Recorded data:
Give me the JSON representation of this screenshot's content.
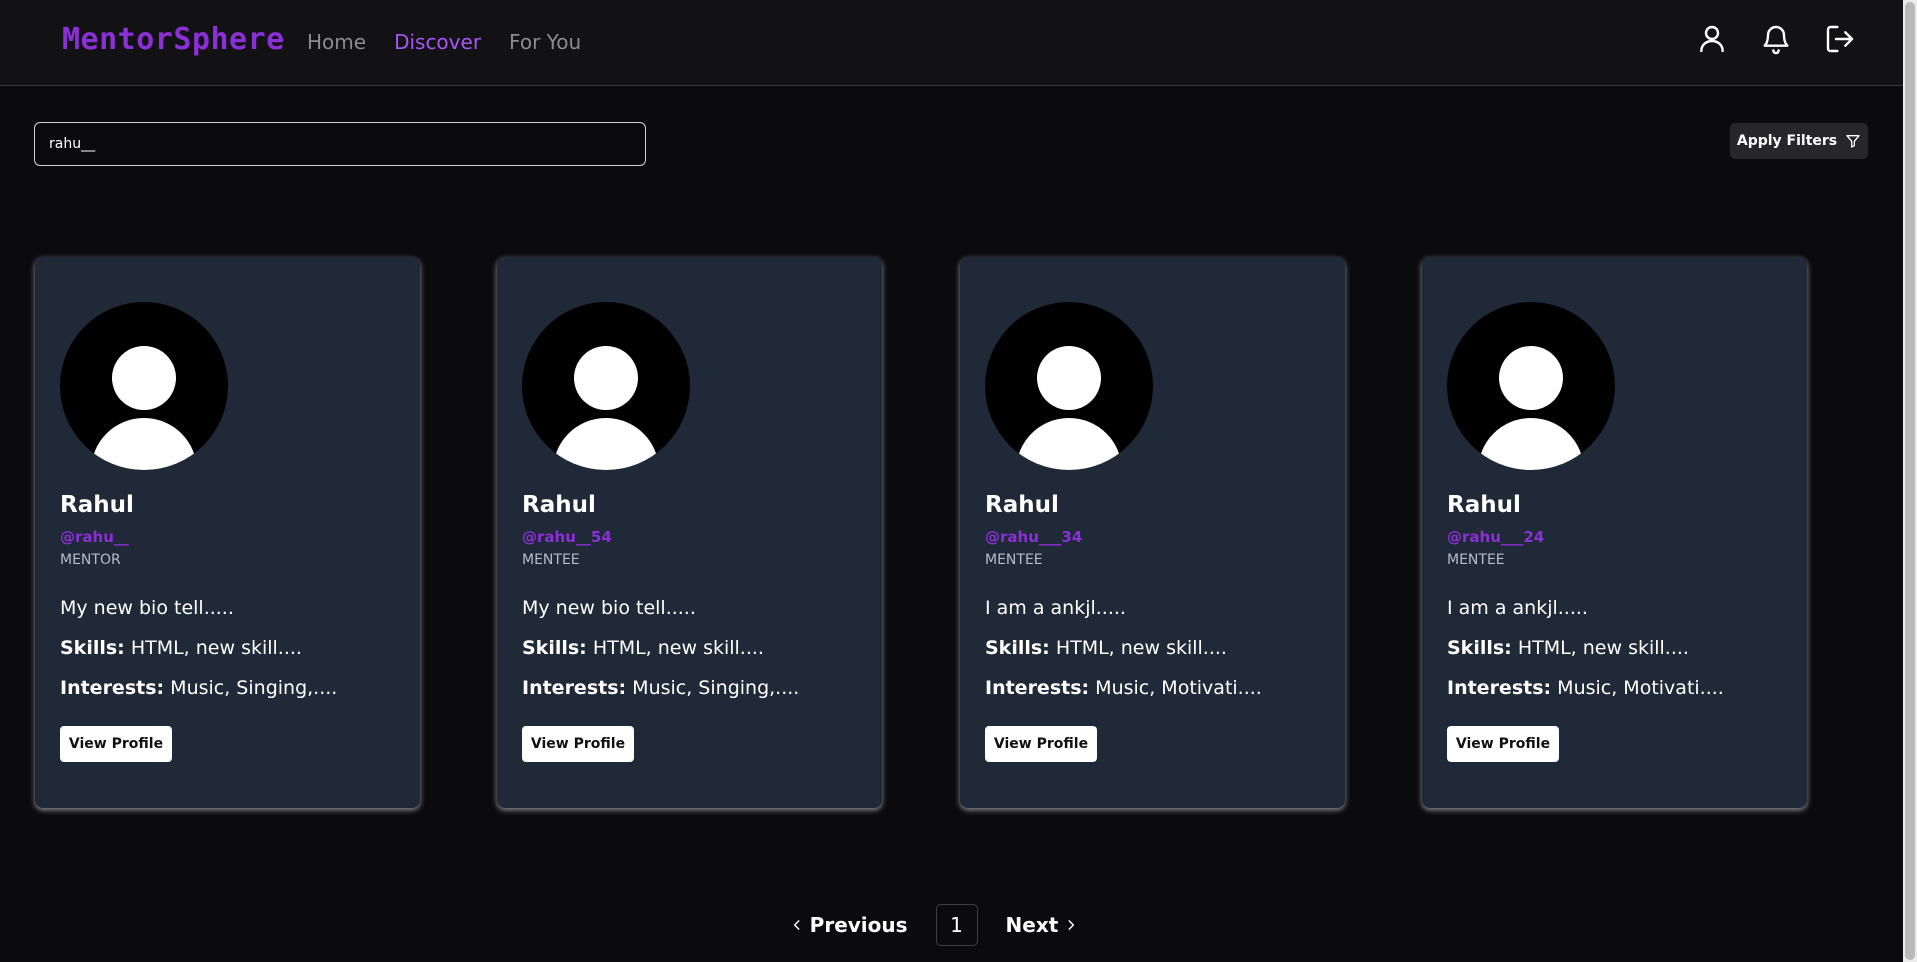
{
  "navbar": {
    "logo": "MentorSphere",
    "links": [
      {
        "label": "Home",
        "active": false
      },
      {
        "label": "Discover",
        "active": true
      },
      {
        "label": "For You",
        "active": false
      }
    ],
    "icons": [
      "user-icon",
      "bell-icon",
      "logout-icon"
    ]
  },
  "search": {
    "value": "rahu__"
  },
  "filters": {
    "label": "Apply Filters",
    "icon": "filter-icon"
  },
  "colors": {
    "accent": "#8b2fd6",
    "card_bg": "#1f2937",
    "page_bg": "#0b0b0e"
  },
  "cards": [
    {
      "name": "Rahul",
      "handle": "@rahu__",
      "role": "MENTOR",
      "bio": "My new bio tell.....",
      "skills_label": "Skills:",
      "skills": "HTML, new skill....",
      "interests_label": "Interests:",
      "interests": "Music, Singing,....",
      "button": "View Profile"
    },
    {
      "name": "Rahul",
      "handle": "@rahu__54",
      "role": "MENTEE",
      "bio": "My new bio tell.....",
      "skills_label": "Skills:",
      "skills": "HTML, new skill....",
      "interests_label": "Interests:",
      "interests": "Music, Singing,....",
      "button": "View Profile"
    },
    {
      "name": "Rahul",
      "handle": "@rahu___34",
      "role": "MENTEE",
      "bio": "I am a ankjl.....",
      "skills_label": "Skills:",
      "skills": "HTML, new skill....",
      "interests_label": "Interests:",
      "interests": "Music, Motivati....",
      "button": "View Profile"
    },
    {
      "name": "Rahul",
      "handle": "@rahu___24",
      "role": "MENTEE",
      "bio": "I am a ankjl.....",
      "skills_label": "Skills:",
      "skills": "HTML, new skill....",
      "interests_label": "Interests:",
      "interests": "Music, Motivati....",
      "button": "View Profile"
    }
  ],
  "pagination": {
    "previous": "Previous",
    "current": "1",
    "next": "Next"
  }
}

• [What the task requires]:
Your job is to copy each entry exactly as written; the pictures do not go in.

• [The completed task]:
Give me the JSON representation of this screenshot's content.
{
  "navbar": {
    "logo": "MentorSphere",
    "links": [
      {
        "label": "Home",
        "active": false
      },
      {
        "label": "Discover",
        "active": true
      },
      {
        "label": "For You",
        "active": false
      }
    ],
    "icons": [
      "user-icon",
      "bell-icon",
      "logout-icon"
    ]
  },
  "search": {
    "value": "rahu__"
  },
  "filters": {
    "label": "Apply Filters",
    "icon": "filter-icon"
  },
  "colors": {
    "accent": "#8b2fd6",
    "card_bg": "#1f2937",
    "page_bg": "#0b0b0e"
  },
  "cards": [
    {
      "name": "Rahul",
      "handle": "@rahu__",
      "role": "MENTOR",
      "bio": "My new bio tell.....",
      "skills_label": "Skills:",
      "skills": "HTML, new skill....",
      "interests_label": "Interests:",
      "interests": "Music, Singing,....",
      "button": "View Profile"
    },
    {
      "name": "Rahul",
      "handle": "@rahu__54",
      "role": "MENTEE",
      "bio": "My new bio tell.....",
      "skills_label": "Skills:",
      "skills": "HTML, new skill....",
      "interests_label": "Interests:",
      "interests": "Music, Singing,....",
      "button": "View Profile"
    },
    {
      "name": "Rahul",
      "handle": "@rahu___34",
      "role": "MENTEE",
      "bio": "I am a ankjl.....",
      "skills_label": "Skills:",
      "skills": "HTML, new skill....",
      "interests_label": "Interests:",
      "interests": "Music, Motivati....",
      "button": "View Profile"
    },
    {
      "name": "Rahul",
      "handle": "@rahu___24",
      "role": "MENTEE",
      "bio": "I am a ankjl.....",
      "skills_label": "Skills:",
      "skills": "HTML, new skill....",
      "interests_label": "Interests:",
      "interests": "Music, Motivati....",
      "button": "View Profile"
    }
  ],
  "pagination": {
    "previous": "Previous",
    "current": "1",
    "next": "Next"
  }
}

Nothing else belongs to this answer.